"It's a very important training year," coach Murray Stephens said of the coming season. "You can do a lot more experimental things and test out things you might want to do the following year."

The following year is 1996, when the Olympic Games will be held in Atlanta. By the time swimmers get to the 1995 spring nationals, the Olympic trials will be only 12 months away back at Indiana University.

But before spring nationals, where North Baltimore will try to repeat its women's team title, 14-year-old Whitney Phelps heads for the World Championships in Rome. There the U.S. champion will swim the 200-meter butterfly Sept. 11.

Stephens left the Towson High School freshman with 10 pages of workouts to prepare her for that day.

Phelps will "go back and retrain," Stephens said, but must not overtrain or she'll be too tired to race. "And balance all that with being in a foreign country."

At these summer nationals, Stephens said that he had hoped for bigger time drops but that North Baltimore swimmers raced well in the evening finals. Three-time Olympic medalist Anita Nall has left the club, which will make it tougher to duplicate a team title next spring.

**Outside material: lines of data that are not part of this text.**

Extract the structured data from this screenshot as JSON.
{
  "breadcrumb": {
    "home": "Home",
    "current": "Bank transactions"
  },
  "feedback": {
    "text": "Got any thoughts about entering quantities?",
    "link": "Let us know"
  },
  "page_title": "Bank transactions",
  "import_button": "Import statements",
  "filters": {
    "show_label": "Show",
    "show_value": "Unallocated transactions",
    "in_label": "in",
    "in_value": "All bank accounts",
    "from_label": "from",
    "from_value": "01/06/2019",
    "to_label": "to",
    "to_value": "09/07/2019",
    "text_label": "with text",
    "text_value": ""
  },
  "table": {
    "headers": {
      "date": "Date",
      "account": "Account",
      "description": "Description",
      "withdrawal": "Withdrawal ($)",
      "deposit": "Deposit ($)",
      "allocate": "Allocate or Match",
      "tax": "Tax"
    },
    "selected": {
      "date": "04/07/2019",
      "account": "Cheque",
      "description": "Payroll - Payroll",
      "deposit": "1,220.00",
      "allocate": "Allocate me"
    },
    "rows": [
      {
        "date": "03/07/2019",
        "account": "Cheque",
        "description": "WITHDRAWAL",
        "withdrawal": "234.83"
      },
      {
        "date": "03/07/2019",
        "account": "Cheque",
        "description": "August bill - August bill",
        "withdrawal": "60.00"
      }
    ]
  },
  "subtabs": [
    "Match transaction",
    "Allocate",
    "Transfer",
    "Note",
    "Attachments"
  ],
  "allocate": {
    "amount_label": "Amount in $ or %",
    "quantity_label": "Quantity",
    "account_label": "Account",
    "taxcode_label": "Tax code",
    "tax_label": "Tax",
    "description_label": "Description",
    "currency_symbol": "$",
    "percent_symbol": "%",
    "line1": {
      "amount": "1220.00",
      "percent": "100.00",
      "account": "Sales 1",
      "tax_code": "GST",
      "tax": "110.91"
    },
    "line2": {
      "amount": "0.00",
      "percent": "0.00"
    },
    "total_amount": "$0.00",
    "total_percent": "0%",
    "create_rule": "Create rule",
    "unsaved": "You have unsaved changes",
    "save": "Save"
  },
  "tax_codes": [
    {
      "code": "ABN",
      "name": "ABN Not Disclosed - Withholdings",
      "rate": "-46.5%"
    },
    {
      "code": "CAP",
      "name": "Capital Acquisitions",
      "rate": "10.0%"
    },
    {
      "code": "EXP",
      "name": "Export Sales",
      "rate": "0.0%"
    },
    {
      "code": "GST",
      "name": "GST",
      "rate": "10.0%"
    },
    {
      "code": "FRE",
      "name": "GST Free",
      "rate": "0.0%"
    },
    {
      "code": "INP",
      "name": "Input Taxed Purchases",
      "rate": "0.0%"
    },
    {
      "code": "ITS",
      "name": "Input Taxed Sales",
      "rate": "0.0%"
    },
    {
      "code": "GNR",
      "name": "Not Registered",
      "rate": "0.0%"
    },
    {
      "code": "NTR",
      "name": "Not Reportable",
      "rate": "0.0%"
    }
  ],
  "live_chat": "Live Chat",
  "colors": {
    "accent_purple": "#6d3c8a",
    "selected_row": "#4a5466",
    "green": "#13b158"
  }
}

"I think we can still do it. We have a lot of room for improvement," Kelly McPherson said.

McPherson, 16, finished seventh yesterday in the 1,500-meter freestyle in 16 minutes, 51.34 seconds. It wasn't her fastest time, but she said she was tired from being here all week. Stephens said most swimmers were 10 to 15 seconds slower than their best. "The meet's been real hard," said McPherson, who had never before swum in a meet as long as seven days.

Janet Evans needn't fear losing -- certainly not in a race against other Americans. The four-time Olympic champion cruised to victory in the 1,500 in a pool record of 16:24.24 for her 42nd national title. Tracy Caulkins holds the all-time record of 48.

Both finals yesterday were in non-Olympic events. In the other, the men's 800 freestyle, University of Michigan swimmer Tom Dolan, a four-time champion at the spring nationals, won his first title of this meet in 8:04.34.

Baltimore Sun Articles
Please note the green-lined linked article text has been applied commercially without any involvement from our newsroom editors, reporters or any other editorial staff.